Excerpted records
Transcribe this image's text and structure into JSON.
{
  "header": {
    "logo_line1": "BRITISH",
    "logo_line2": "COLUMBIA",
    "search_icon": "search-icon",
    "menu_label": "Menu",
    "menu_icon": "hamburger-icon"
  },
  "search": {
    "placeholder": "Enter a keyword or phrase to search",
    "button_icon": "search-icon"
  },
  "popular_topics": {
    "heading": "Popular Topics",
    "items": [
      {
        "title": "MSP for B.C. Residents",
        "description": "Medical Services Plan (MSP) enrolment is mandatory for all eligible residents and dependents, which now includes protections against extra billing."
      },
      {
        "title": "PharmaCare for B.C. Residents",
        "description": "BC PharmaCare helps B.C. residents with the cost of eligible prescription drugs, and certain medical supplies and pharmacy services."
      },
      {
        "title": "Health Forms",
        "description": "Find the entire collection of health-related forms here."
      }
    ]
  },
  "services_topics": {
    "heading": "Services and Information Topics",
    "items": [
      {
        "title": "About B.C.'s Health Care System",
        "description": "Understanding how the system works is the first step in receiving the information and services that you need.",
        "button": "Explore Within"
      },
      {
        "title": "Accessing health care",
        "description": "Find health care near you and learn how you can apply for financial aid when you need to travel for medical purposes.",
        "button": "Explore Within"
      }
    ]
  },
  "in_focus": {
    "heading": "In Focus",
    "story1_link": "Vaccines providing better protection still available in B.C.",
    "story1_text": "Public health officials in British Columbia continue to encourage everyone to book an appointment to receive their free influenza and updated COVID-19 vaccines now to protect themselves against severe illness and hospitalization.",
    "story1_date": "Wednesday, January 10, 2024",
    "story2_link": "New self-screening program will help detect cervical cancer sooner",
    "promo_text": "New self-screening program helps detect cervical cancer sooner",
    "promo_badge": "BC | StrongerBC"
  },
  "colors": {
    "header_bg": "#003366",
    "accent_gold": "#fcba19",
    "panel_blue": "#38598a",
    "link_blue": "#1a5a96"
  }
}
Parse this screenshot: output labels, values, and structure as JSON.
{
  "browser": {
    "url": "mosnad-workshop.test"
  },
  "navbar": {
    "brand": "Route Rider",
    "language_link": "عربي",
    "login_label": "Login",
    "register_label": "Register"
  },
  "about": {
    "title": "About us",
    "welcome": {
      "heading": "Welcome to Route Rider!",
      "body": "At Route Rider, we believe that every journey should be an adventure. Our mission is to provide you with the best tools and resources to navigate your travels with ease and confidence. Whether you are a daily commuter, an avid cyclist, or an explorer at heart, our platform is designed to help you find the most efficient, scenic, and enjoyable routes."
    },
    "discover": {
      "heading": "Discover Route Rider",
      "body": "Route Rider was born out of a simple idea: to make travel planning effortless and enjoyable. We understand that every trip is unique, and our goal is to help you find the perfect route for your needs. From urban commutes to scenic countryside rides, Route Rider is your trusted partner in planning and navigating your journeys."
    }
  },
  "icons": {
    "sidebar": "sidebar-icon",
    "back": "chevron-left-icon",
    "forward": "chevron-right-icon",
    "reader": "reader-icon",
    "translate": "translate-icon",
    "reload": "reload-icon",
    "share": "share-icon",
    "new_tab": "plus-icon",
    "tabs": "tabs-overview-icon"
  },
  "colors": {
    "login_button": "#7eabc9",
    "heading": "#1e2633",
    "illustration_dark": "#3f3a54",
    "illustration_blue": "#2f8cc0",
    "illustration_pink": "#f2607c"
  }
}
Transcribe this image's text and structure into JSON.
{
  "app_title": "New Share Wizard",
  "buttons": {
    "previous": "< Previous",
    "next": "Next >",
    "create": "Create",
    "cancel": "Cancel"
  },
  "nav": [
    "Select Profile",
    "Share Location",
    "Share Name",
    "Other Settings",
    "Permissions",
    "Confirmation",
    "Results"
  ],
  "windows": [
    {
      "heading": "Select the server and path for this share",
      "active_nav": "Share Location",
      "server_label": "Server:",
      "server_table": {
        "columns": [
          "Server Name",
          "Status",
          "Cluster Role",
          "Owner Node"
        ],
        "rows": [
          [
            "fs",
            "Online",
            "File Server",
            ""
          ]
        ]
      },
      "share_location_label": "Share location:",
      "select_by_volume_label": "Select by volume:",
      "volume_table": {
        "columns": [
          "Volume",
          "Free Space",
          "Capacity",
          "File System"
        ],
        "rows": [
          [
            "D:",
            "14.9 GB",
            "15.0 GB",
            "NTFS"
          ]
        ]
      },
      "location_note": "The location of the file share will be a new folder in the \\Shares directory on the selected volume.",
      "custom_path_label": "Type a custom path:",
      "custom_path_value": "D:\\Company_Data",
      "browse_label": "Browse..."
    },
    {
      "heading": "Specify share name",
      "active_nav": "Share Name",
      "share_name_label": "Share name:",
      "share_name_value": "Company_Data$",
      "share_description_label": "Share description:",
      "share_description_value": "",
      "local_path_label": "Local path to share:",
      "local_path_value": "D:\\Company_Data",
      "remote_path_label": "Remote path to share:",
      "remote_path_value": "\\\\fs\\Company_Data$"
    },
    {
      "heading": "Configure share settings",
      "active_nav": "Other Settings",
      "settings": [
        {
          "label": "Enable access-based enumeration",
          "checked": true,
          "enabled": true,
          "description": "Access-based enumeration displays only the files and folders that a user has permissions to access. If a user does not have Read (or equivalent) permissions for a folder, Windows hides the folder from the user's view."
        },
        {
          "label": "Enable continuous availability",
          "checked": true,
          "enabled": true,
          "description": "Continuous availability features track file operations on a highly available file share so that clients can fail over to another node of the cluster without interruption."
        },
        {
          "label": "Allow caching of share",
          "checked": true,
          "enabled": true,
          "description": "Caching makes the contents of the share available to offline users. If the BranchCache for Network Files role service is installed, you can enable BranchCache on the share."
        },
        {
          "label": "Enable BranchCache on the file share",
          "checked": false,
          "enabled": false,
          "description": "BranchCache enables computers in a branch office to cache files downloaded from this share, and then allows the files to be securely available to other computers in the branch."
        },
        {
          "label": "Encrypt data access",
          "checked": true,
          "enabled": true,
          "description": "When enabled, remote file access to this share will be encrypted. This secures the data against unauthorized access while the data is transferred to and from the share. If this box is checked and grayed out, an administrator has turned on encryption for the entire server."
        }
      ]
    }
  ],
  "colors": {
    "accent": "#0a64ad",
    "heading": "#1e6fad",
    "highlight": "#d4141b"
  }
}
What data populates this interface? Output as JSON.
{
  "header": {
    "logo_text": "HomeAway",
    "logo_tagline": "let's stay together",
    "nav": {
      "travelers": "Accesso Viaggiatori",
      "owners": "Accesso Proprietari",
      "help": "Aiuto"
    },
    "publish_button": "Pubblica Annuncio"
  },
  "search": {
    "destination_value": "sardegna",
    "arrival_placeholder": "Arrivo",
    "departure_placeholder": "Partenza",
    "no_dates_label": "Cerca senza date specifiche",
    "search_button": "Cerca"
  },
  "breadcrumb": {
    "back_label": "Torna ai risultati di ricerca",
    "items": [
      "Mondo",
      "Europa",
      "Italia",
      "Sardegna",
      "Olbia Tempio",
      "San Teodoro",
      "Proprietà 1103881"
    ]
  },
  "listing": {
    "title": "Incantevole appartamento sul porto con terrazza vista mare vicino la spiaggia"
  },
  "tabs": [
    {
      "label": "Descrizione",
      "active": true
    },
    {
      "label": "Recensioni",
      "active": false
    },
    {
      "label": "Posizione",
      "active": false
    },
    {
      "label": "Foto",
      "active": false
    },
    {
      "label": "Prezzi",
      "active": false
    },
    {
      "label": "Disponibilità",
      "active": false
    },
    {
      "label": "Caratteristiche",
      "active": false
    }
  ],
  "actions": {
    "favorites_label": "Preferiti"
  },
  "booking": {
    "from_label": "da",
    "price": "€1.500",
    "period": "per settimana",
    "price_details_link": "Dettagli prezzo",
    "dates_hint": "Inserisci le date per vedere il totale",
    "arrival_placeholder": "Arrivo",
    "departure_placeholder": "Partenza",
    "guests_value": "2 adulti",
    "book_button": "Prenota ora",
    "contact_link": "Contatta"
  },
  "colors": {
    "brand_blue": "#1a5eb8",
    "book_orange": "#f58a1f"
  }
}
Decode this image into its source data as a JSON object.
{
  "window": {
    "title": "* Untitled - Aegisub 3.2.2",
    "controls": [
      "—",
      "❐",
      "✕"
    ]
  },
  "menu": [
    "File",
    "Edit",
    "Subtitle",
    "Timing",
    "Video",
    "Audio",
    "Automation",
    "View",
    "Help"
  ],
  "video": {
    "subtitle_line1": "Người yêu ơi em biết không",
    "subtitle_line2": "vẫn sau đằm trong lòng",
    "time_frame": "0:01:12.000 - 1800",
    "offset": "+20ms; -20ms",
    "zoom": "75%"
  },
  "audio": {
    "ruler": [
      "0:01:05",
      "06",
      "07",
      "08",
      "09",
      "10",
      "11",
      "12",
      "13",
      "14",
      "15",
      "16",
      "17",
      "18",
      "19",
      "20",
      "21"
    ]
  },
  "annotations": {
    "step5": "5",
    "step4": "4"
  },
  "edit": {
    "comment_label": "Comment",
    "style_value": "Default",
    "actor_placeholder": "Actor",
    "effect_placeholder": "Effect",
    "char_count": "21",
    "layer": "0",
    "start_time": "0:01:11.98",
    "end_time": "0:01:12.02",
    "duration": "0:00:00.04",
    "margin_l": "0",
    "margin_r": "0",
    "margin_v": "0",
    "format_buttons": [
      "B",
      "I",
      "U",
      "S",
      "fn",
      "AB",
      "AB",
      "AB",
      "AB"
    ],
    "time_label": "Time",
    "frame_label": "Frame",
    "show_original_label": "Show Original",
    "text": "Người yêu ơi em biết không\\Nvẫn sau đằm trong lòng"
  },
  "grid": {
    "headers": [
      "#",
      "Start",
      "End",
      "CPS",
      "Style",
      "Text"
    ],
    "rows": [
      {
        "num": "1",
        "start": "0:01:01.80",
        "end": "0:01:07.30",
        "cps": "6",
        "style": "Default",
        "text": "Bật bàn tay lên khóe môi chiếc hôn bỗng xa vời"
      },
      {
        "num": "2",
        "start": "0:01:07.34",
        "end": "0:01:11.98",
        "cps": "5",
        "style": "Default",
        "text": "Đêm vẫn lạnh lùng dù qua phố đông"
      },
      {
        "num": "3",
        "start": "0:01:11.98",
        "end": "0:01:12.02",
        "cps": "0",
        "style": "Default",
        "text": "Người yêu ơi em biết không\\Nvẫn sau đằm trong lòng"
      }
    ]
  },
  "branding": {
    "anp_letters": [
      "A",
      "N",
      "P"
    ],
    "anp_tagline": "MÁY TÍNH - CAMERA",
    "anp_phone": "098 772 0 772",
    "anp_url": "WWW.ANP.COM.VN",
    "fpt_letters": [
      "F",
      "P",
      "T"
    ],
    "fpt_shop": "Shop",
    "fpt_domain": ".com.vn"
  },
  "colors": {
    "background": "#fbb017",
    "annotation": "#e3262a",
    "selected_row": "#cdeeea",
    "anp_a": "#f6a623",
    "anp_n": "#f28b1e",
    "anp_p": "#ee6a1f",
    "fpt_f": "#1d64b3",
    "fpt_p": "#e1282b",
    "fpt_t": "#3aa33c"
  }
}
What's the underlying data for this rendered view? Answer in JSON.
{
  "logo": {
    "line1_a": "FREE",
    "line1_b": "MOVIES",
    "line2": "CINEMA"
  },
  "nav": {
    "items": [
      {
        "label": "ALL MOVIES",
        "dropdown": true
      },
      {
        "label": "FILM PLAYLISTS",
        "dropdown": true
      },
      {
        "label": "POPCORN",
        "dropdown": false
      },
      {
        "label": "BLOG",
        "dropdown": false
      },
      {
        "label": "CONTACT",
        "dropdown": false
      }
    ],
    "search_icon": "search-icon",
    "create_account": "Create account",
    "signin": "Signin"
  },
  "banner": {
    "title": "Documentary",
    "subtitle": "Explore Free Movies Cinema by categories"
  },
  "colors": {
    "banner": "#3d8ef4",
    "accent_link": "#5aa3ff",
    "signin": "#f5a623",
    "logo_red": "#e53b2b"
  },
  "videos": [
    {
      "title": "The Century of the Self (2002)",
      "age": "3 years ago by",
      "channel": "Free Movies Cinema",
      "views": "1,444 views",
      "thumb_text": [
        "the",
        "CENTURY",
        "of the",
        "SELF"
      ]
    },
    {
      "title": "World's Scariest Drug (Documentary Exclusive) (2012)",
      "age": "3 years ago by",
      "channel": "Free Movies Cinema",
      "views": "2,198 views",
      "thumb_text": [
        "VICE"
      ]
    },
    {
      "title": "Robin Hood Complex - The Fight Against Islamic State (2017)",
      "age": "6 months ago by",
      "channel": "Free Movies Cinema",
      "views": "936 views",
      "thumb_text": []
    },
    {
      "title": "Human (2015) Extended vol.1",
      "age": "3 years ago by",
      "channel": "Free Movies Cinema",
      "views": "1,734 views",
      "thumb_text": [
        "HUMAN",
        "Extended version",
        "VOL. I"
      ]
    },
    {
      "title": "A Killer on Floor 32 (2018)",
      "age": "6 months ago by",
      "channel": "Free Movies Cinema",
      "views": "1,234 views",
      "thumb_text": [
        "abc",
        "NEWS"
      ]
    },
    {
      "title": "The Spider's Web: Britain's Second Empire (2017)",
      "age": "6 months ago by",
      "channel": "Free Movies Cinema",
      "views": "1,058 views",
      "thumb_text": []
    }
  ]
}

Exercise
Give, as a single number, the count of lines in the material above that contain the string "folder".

Reply
2